_What you are asked to do_. All the data must be output exactly as given.

[Web page and app entries]
= Beginning of Section =
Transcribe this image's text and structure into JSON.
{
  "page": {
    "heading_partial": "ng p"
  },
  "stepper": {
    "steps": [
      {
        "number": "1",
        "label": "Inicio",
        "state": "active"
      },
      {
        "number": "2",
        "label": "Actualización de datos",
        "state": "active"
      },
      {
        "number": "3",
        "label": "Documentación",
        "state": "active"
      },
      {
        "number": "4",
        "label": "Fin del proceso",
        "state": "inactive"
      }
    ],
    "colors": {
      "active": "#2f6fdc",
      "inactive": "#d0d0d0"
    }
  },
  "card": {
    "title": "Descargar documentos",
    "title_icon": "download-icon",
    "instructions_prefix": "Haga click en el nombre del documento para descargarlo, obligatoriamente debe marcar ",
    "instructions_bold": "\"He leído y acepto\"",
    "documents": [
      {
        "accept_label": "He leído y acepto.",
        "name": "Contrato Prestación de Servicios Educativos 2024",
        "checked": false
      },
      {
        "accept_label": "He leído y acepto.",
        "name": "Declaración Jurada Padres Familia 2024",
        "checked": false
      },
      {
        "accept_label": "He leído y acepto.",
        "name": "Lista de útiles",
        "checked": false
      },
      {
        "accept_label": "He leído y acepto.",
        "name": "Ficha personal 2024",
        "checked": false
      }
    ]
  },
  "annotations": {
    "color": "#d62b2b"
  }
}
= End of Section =
_Answer space_.
Transcribe this image's text and structure into JSON.
{
  "page": {
    "heading_partial": "ng p"
  },
  "stepper": {
    "steps": [
      {
        "number": "1",
        "label": "Inicio",
        "state": "active"
      },
      {
        "number": "2",
        "label": "Actualización de datos",
        "state": "active"
      },
      {
        "number": "3",
        "label": "Documentación",
        "state": "active"
      },
      {
        "number": "4",
        "label": "Fin del proceso",
        "state": "inactive"
      }
    ],
    "colors": {
      "active": "#2f6fdc",
      "inactive": "#d0d0d0"
    }
  },
  "card": {
    "title": "Descargar documentos",
    "title_icon": "download-icon",
    "instructions_prefix": "Haga click en el nombre del documento para descargarlo, obligatoriamente debe marcar ",
    "instructions_bold": "\"He leído y acepto\"",
    "documents": [
      {
        "accept_label": "He leído y acepto.",
        "name": "Contrato Prestación de Servicios Educativos 2024",
        "checked": false
      },
      {
        "accept_label": "He leído y acepto.",
        "name": "Declaración Jurada Padres Familia 2024",
        "checked": false
      },
      {
        "accept_label": "He leído y acepto.",
        "name": "Lista de útiles",
        "checked": false
      },
      {
        "accept_label": "He leído y acepto.",
        "name": "Ficha personal 2024",
        "checked": false
      }
    ]
  },
  "annotations": {
    "color": "#d62b2b"
  }
}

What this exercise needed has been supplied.